EXERCISE GOAL: In the records that follow, locate every line with "Planner" and extract it.
#### EXERCISE DATA
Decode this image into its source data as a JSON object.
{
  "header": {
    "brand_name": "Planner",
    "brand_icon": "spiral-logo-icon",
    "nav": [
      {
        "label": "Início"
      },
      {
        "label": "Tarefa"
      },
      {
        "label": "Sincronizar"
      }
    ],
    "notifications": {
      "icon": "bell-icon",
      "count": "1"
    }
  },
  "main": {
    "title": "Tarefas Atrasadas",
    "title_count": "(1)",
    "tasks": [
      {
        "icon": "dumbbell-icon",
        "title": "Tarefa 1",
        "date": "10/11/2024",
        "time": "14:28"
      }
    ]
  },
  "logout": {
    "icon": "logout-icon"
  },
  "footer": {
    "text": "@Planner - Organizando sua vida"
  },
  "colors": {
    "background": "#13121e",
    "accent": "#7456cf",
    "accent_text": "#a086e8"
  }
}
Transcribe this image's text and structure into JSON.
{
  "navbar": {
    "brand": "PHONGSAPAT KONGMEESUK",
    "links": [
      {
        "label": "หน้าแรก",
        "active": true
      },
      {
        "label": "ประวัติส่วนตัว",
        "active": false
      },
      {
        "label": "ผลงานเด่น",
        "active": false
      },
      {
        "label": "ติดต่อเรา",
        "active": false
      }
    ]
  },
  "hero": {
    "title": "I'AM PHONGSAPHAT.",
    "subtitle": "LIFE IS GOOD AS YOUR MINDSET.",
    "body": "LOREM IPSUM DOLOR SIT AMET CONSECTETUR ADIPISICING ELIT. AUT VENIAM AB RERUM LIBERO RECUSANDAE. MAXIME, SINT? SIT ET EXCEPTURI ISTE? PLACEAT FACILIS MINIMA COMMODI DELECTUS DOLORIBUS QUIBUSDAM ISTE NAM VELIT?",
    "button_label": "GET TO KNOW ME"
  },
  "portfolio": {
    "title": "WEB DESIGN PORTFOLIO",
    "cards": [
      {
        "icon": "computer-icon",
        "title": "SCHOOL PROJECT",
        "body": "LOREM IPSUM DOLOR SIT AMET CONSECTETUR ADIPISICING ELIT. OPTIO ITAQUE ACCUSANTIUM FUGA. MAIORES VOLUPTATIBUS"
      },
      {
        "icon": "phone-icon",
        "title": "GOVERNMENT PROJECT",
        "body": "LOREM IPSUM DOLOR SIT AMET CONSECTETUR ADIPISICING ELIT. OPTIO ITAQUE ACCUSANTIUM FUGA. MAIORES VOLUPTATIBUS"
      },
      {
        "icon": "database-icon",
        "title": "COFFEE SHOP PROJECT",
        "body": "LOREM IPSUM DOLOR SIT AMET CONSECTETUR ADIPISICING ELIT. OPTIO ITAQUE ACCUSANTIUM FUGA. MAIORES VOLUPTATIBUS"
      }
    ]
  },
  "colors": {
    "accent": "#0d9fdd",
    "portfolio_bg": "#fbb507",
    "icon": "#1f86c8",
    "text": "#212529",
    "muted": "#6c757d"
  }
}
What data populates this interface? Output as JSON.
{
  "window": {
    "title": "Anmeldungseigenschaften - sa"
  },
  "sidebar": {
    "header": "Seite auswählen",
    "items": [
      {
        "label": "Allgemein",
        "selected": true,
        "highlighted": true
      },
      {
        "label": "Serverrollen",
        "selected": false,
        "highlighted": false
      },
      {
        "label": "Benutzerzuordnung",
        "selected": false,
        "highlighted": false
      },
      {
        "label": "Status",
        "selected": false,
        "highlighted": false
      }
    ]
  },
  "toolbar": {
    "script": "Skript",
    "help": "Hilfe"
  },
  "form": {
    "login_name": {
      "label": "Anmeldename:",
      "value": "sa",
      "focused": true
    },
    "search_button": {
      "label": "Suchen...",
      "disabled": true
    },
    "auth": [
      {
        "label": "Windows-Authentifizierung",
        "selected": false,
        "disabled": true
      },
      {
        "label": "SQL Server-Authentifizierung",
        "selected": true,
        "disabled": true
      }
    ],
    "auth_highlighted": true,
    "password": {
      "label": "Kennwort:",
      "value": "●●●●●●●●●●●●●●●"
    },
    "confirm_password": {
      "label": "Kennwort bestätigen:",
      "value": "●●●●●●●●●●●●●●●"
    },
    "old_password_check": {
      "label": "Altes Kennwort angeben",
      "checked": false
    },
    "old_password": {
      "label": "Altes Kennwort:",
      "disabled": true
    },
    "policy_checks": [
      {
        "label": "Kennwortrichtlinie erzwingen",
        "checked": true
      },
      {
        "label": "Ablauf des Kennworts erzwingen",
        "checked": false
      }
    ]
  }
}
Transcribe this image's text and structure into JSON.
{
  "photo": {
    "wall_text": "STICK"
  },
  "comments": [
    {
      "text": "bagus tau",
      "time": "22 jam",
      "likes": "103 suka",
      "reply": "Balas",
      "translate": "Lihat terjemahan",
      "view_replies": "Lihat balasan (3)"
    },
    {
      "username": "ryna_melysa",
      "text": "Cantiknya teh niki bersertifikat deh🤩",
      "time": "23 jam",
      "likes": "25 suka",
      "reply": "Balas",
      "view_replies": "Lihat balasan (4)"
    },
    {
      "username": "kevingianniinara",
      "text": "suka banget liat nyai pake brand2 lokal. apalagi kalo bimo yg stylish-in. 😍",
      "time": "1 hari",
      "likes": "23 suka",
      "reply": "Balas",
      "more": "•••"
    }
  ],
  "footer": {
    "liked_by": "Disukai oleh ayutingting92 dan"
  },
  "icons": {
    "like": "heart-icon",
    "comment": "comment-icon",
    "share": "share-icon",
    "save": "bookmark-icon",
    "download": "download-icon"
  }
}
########
COMPLETED EXERCISE:
    "brand_name": "Planner",
    "text": "@Planner - Organizando sua vida"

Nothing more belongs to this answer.